**The task**
Each line of the data below that carries the word "this" needs to be copied.
━━ Extracted data ━━
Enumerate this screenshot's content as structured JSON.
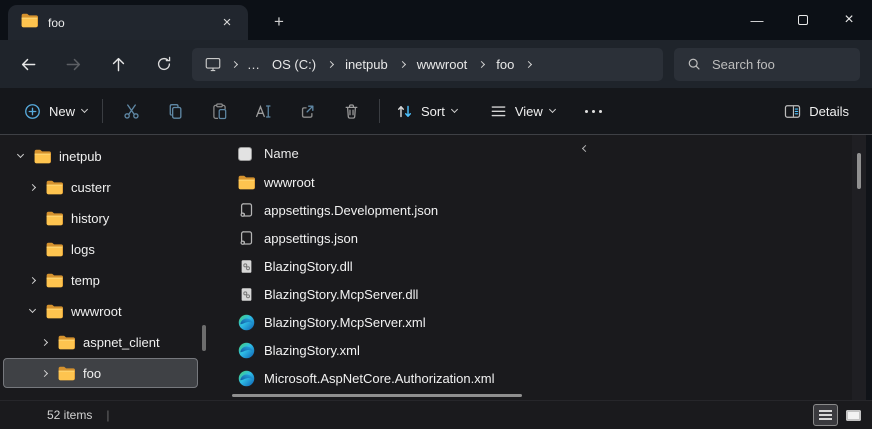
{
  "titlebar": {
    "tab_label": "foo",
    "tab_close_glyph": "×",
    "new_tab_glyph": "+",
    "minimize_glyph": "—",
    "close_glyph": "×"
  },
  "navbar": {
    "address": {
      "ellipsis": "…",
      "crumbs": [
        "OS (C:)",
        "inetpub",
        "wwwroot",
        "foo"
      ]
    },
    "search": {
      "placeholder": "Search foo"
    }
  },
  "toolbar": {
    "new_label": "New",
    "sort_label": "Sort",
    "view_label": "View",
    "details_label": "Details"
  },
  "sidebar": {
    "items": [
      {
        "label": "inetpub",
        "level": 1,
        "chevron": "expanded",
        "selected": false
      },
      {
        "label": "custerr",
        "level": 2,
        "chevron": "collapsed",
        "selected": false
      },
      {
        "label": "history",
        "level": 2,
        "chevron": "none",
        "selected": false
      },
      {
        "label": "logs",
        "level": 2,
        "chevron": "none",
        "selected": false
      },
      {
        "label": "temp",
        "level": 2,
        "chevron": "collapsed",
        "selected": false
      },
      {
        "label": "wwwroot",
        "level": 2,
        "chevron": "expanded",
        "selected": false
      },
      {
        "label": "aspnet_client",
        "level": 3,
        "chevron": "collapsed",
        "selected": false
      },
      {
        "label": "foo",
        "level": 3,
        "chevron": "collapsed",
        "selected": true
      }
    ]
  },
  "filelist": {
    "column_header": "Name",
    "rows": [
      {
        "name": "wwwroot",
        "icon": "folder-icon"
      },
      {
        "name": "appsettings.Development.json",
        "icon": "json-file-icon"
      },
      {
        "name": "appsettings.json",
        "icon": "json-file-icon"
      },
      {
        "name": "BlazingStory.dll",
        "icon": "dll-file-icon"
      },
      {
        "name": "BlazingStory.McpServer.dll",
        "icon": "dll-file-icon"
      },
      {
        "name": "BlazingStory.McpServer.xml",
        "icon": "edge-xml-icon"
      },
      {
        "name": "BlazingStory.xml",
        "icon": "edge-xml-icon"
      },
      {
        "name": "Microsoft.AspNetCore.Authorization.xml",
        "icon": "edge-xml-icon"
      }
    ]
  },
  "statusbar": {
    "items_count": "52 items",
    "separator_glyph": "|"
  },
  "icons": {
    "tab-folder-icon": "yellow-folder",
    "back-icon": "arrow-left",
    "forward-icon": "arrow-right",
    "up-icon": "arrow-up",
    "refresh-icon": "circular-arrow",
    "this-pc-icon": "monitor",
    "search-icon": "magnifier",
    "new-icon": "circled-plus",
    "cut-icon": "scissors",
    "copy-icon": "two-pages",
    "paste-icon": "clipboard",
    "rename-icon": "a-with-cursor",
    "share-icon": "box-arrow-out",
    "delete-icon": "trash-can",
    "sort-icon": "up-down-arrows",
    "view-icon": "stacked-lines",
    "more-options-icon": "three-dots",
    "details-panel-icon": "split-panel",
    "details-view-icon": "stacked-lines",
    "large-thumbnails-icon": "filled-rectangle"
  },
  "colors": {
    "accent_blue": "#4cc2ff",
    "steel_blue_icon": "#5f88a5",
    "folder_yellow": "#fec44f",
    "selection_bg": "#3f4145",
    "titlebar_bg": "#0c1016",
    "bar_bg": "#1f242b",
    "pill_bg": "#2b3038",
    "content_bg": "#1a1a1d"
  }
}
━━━
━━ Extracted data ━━
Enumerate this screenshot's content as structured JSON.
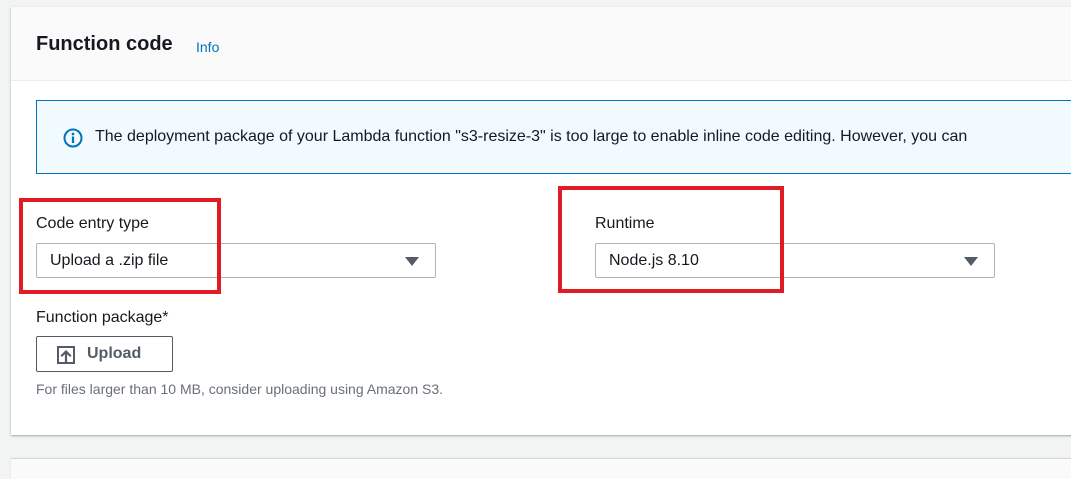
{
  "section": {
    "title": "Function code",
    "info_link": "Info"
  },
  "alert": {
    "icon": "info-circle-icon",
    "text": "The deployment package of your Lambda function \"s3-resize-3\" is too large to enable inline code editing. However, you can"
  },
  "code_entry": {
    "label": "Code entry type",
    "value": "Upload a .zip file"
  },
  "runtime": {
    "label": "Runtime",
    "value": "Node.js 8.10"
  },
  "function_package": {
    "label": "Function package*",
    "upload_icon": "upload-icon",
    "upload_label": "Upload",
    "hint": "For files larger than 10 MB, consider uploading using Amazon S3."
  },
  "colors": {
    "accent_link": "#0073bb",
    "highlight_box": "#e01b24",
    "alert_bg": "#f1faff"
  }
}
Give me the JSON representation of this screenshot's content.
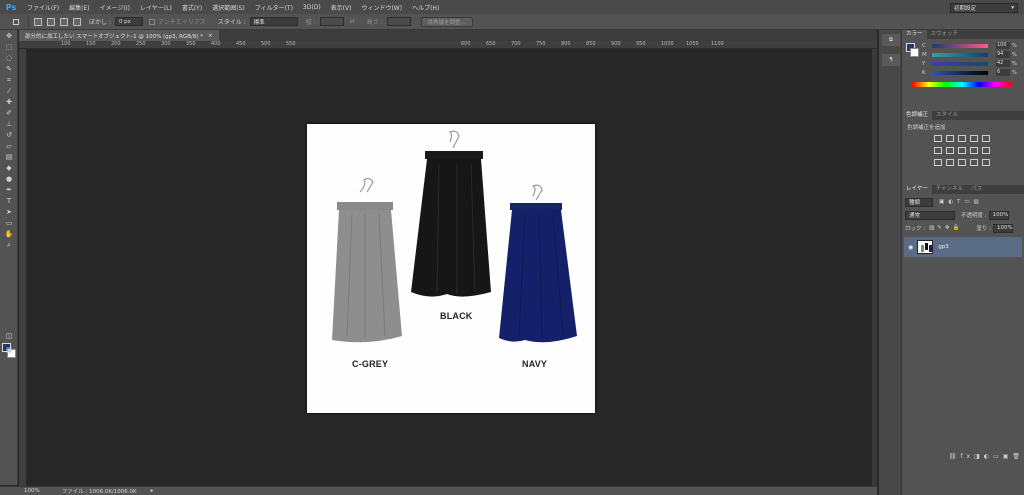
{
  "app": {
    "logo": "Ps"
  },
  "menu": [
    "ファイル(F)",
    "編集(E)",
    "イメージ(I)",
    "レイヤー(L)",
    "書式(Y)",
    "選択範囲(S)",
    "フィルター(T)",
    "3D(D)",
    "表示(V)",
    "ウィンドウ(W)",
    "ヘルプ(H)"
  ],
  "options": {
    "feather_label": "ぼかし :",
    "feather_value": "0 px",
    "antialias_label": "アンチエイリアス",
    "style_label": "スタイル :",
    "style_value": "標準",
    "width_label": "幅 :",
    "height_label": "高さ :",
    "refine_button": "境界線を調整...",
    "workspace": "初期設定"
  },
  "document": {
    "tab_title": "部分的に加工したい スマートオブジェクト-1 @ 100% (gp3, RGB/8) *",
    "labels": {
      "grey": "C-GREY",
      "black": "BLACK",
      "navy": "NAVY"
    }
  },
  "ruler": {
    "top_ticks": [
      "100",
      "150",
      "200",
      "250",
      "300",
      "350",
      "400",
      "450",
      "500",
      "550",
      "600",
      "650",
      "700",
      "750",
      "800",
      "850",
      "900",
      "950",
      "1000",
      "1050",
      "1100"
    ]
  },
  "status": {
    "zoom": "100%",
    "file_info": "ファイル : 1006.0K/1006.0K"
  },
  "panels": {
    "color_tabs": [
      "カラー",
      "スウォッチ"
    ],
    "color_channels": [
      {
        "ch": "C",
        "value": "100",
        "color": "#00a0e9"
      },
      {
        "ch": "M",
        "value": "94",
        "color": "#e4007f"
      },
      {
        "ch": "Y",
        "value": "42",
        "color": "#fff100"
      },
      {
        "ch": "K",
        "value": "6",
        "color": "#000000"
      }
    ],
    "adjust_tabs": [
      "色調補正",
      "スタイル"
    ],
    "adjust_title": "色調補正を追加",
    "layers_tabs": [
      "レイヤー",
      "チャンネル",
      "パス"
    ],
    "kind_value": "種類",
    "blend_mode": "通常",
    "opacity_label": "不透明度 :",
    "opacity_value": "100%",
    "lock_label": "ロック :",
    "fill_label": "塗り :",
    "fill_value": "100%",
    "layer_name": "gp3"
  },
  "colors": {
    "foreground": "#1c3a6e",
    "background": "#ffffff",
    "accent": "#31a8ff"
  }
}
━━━
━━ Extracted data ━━
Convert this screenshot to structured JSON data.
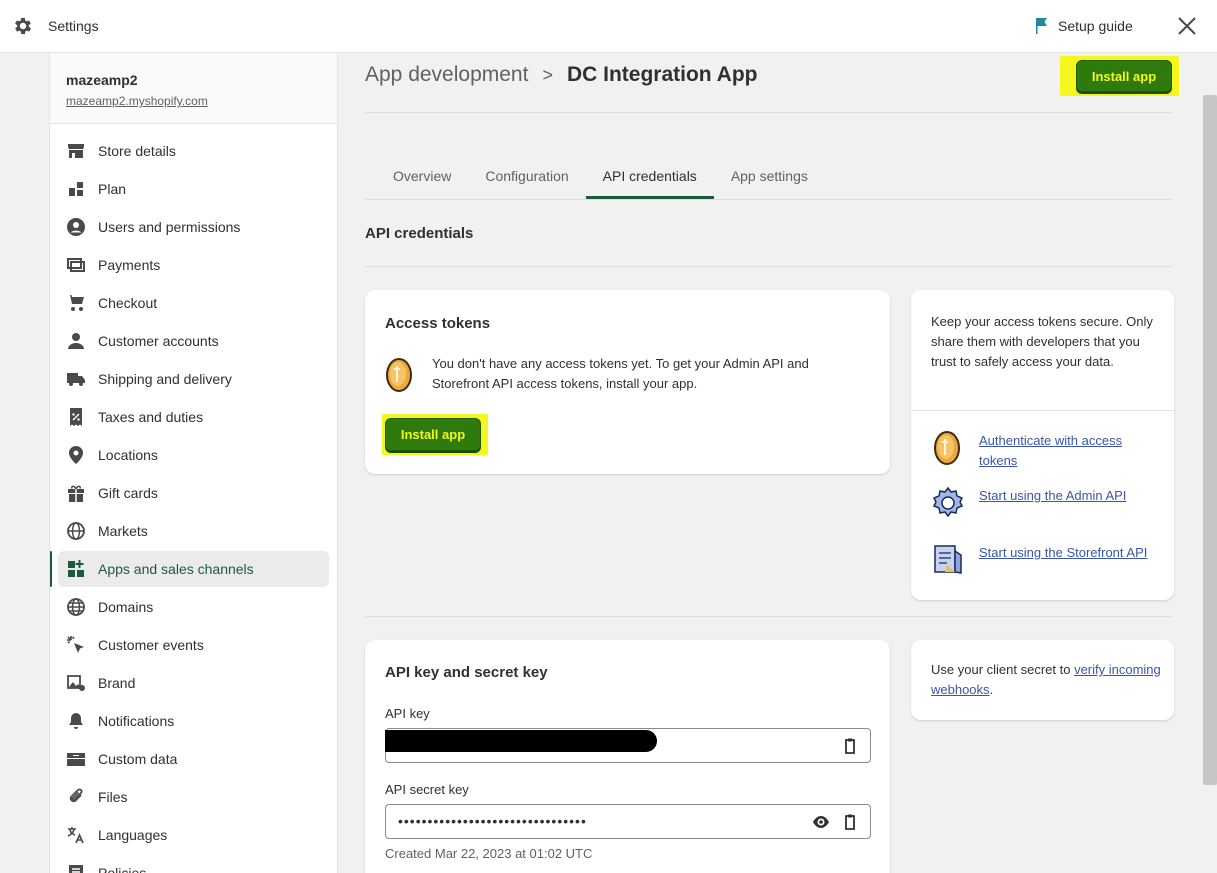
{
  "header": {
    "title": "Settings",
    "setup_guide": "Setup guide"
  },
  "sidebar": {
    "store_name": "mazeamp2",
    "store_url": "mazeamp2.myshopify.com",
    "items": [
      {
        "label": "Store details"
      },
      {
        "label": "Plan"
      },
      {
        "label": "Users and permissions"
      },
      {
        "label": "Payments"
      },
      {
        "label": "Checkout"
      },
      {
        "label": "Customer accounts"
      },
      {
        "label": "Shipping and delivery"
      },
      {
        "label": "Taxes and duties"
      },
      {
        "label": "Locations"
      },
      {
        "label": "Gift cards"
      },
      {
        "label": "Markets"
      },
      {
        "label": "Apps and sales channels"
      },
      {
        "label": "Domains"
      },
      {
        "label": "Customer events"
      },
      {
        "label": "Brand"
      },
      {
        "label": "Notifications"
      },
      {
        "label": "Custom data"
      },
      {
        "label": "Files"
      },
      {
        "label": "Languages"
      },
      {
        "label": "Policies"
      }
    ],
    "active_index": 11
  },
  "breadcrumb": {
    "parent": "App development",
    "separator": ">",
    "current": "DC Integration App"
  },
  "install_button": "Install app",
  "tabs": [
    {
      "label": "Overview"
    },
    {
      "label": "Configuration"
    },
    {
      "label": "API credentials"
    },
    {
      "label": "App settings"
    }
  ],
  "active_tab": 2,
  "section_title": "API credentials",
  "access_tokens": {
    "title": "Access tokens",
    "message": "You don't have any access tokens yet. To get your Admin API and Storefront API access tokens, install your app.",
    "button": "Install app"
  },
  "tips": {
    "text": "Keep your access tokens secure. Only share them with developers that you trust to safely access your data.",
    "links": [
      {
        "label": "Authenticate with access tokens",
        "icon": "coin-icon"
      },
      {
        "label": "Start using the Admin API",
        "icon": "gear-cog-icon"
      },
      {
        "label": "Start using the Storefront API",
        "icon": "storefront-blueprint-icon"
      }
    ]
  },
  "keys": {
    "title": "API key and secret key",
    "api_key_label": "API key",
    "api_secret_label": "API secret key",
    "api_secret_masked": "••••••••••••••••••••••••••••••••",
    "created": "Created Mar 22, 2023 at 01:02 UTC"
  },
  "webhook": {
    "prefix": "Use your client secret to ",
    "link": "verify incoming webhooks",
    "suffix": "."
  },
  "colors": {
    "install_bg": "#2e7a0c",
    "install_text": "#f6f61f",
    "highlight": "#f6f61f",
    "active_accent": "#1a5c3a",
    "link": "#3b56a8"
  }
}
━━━
**Result**
Enumerate this screenshot's content as structured JSON.
    "this-pc-icon": "monitor",
Enumerate this screenshot's content as structured JSON.
Give me the JSON representation of this screenshot's content.
Convert this screenshot to structured JSON data.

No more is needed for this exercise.